The subject of natural hair has always been a hotly debated topic. Conversations include whether or not it is professional or the belief that the texture of your hair determines its quality. These topics stem from deeper conversations about race but they intersect, creating a dialogue about what exactly blackness is.
The Natural Hair Movement
The Natural Hair Movement of the 1960’s ushered in a wave of natural hair acceptance that hadn’t been seen before. Black women did away with chemical straighteners and began taking pride in their Afro’s. As trends came and went, black women found themselves using chemicals and tools to straighten their hair again. But the growing acceptance of natural hair allowed for the revival of Natural Hair Movement in the 2000’s.
As more women began to “go natural”, many had no idea what that would look like for them. It wasn’t until Oprah’s hairstylist, Andre Walker, created a hair texture chart, allowing black women to universally categorize their hair. The texture chart started off as a way to help women determine the best way to care for their hair but instead, it became another way that women were divided and compared.
Walker’s hair chart uses numbers one through four as the main categories and letters a-c as subcategories. Most black women’s natural hair tends to fall under either category three (curly) or four (kinky). Understanding that colorism is the discrimination against people with darker skin, texturism is the discrimination against people with 4c hair, the kinkiest texture and therefore, the furthest from being straight. It isn’t always the case that loose hair texture equals light skin, however, entertainment and social media suggest otherwise.
Media and Social Media
It is no secret that media representations of black women have always favored lighter skin and straighter hair, resulting in an unhealthy relationship with the way black women view themselves and each other. Even though strides have been made to combat this issue, such as casting dark skin women with kinky hair for more lead roles (Viola Davis in How to Get Away with Murder or Lupita Nyong’o in Black Panther) there still remains a clear division between what type of natural hair is really acceptable.
Social media has allowed for black women all over the world to share their experiences with growing their natural hair. Hashtags like #BigChop #NaturalHairJourney and #LengthCheck enabled women to compare their journeys and share hair care tips. However, women with 4c hair have had a harder time finding products that cater to their texture. Because 4c hair is very kinky and tight, it suffers from the most shrinkage making it appear to be shorter than it really is. Some black women see shrinkage as unattractive resulting in them stretching their hair to show the full length and growth.
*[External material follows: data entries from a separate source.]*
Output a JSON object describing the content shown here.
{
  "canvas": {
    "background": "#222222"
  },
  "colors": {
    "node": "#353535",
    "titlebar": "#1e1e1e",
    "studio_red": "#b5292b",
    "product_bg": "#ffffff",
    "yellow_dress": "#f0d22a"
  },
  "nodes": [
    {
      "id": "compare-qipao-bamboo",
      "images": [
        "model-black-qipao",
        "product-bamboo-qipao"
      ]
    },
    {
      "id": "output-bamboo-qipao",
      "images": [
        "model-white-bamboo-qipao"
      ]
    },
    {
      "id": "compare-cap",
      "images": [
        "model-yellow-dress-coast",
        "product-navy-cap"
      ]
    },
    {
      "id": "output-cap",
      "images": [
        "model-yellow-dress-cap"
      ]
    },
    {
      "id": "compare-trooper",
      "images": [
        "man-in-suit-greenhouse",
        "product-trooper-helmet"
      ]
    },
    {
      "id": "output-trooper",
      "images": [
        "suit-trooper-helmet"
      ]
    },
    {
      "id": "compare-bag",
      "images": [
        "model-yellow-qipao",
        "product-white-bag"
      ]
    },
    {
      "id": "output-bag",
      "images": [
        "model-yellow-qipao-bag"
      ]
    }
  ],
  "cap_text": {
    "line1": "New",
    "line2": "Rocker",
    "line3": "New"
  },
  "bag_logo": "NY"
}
In addition to social media trends, hairstyles like wash-n-go’s or finger coils exclude women with 4c hair because it does not have a curl pattern that can be easily defined. For 4c hair, laying your edges and slicking down the small hairs on a person’s hairline, is not the easiest task. Furthermore, texturism is seen in social media memes that suggest 4c hair is not attractive compared to looser curl patterns. Many hairstylists even require their 4c clients to have their hair blow dried straight before attempting to style it.
No one can control the texture of their hair, but there is still pressure for it to look a certain way. According to social media, black women can only celebrate their hair if it falls under a certain pretext. The hair must be wavy or curly, never kinky or nappy. Years of colorism have already caused tension among black women. Now texturism has disguised itself in the modern Natural Hair Movement, causing yet another divide that black women must overcome.
Written by: Jordan Bennett